It’s also crucial that you try to take away any feelings of guilt that can arise during or after an episode of comfort or emotional eating. One way to do this is to stop labelling foods as ‘good’, ‘bad’, ‘junk food’, ‘treat’, or ‘syn’.
This can foster a negative relationship with food and create an ongoing cycle of comfort eating. Instead, there should be foods we enjoy every day and foods we enjoy less often.
Try to avoid strict rules around food, like ‘I can’t eat a bag of chips during the week’ or ‘I’m not allowed to drink fizzy drinks ever again’.
Generally, strict rules tend to have the opposite effect of making us crave these foods even more, causing feelings of guilt or shame if we break one of these rules.
Try to have a more balanced viewpoint, such as ‘I’ll only have chocolate when I truly feel like it.’ Then allow yourself to enjoy the chocolate when you want it and move on afterwards.
Every one of us will have different triggers for emotional eating. Likewise, we need an individualised approach to feeling in control of our emotions.
The Second Nature programme teaches you to enjoy food mindfully without counting numbers, calories, or fixating on weight.

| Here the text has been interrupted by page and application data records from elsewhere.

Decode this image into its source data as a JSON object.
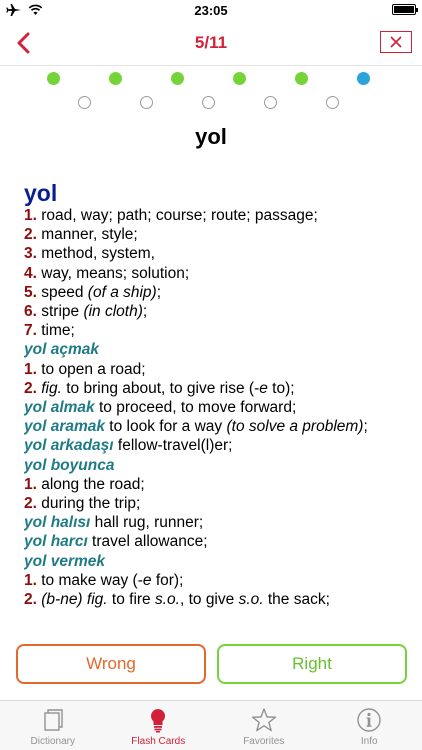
{
  "status_bar": {
    "time": "23:05"
  },
  "nav": {
    "title": "5/11"
  },
  "progress": {
    "total": 11,
    "completed": 5,
    "current": 6
  },
  "headword": "yol",
  "entry": {
    "head": "yol",
    "lines": [
      [
        {
          "t": "num",
          "v": "1."
        },
        {
          "t": "txt",
          "v": " road, way; path; course; route; passage;"
        }
      ],
      [
        {
          "t": "num",
          "v": "2."
        },
        {
          "t": "txt",
          "v": " manner, style;"
        }
      ],
      [
        {
          "t": "num",
          "v": "3."
        },
        {
          "t": "txt",
          "v": " method, system,"
        }
      ],
      [
        {
          "t": "num",
          "v": "4."
        },
        {
          "t": "txt",
          "v": " way, means; solution;"
        }
      ],
      [
        {
          "t": "num",
          "v": "5."
        },
        {
          "t": "txt",
          "v": " speed "
        },
        {
          "t": "it",
          "v": "(of a ship)"
        },
        {
          "t": "txt",
          "v": ";"
        }
      ],
      [
        {
          "t": "num",
          "v": "6."
        },
        {
          "t": "txt",
          "v": " stripe "
        },
        {
          "t": "it",
          "v": "(in cloth)"
        },
        {
          "t": "txt",
          "v": ";"
        }
      ],
      [
        {
          "t": "num",
          "v": "7."
        },
        {
          "t": "txt",
          "v": " time;"
        }
      ],
      [
        {
          "t": "phrase",
          "v": "yol açmak"
        }
      ],
      [
        {
          "t": "num",
          "v": "1."
        },
        {
          "t": "txt",
          "v": " to open a road;"
        }
      ],
      [
        {
          "t": "num",
          "v": "2."
        },
        {
          "t": "txt",
          "v": " "
        },
        {
          "t": "it",
          "v": "fig."
        },
        {
          "t": "txt",
          "v": " to bring about, to give rise (-"
        },
        {
          "t": "it",
          "v": "e"
        },
        {
          "t": "txt",
          "v": " to);"
        }
      ],
      [
        {
          "t": "phrase",
          "v": "yol almak"
        },
        {
          "t": "txt",
          "v": " to proceed, to move forward;"
        }
      ],
      [
        {
          "t": "phrase",
          "v": "yol aramak"
        },
        {
          "t": "txt",
          "v": " to look for a way "
        },
        {
          "t": "it",
          "v": "(to solve a problem)"
        },
        {
          "t": "txt",
          "v": ";"
        }
      ],
      [
        {
          "t": "phrase",
          "v": "yol arkadaşı"
        },
        {
          "t": "txt",
          "v": " fellow-travel(l)er;"
        }
      ],
      [
        {
          "t": "phrase",
          "v": "yol boyunca"
        }
      ],
      [
        {
          "t": "num",
          "v": "1."
        },
        {
          "t": "txt",
          "v": " along the road;"
        }
      ],
      [
        {
          "t": "num",
          "v": "2."
        },
        {
          "t": "txt",
          "v": " during the trip;"
        }
      ],
      [
        {
          "t": "phrase",
          "v": "yol halısı"
        },
        {
          "t": "txt",
          "v": " hall rug, runner;"
        }
      ],
      [
        {
          "t": "phrase",
          "v": "yol harcı"
        },
        {
          "t": "txt",
          "v": " travel allowance;"
        }
      ],
      [
        {
          "t": "phrase",
          "v": "yol vermek"
        }
      ],
      [
        {
          "t": "num",
          "v": "1."
        },
        {
          "t": "txt",
          "v": " to make way (-"
        },
        {
          "t": "it",
          "v": "e"
        },
        {
          "t": "txt",
          "v": " for);"
        }
      ],
      [
        {
          "t": "num",
          "v": "2."
        },
        {
          "t": "txt",
          "v": " "
        },
        {
          "t": "it",
          "v": "(b-ne) fig."
        },
        {
          "t": "txt",
          "v": " to fire "
        },
        {
          "t": "it",
          "v": "s.o."
        },
        {
          "t": "txt",
          "v": ", to give "
        },
        {
          "t": "it",
          "v": "s.o."
        },
        {
          "t": "txt",
          "v": " the sack;"
        }
      ]
    ]
  },
  "buttons": {
    "wrong": "Wrong",
    "right": "Right"
  },
  "tabs": [
    {
      "label": "Dictionary",
      "icon": "dictionary-icon",
      "active": false
    },
    {
      "label": "Flash Cards",
      "icon": "lightbulb-icon",
      "active": true
    },
    {
      "label": "Favorites",
      "icon": "star-icon",
      "active": false
    },
    {
      "label": "Info",
      "icon": "info-icon",
      "active": false
    }
  ],
  "colors": {
    "accent": "#d3213a",
    "done_dot": "#76d43b",
    "current_dot": "#2aa3dc",
    "entry_head": "#0a1f8f",
    "sense_number": "#8b0d0d",
    "phrase": "#1f7b86",
    "wrong": "#e2682c",
    "right": "#76d43b"
  }
}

We believe there’s so much more to health than the food you put in your mouth.
That’s why we take a more holistic approach and focus on mindset, stress, sleep, exercise, and nutrition.
Remember that there’s a difference between emotional eating and binge eating disorder (BED), a severe mental illness.
Overeating now and again is perfectly normal; however, if you’re experiencing binge-eating episodes at least once a week for three months, it’s essential to seek help from a qualified healthcare professional.
- Removing the guilt often associated with emotional eating episodes is important to help you overcome them
- Avoid labelling foods or putting strict rules around certain foods, which can foster a negative relationship with food
- Try to adopt a more balanced and flexible viewpoint towards food and allow yourself to enjoy the foods you love mindfully
Take home message
- Mindful eating is an effective strategy to help us be more in control of our food choices.
- Being prepared for emotional eating cravings ahead of time can also help us to better manage these in the moment.
- It’s also essential to remove any guilt associated with emotional eating and try to take a more balanced approach towards occasional foods.
- Remember that we all need an individualised approach to manage emotional eating better. It will take time and practice to overcome this, and we should approach this process with kindness and acceptance towards ourselves.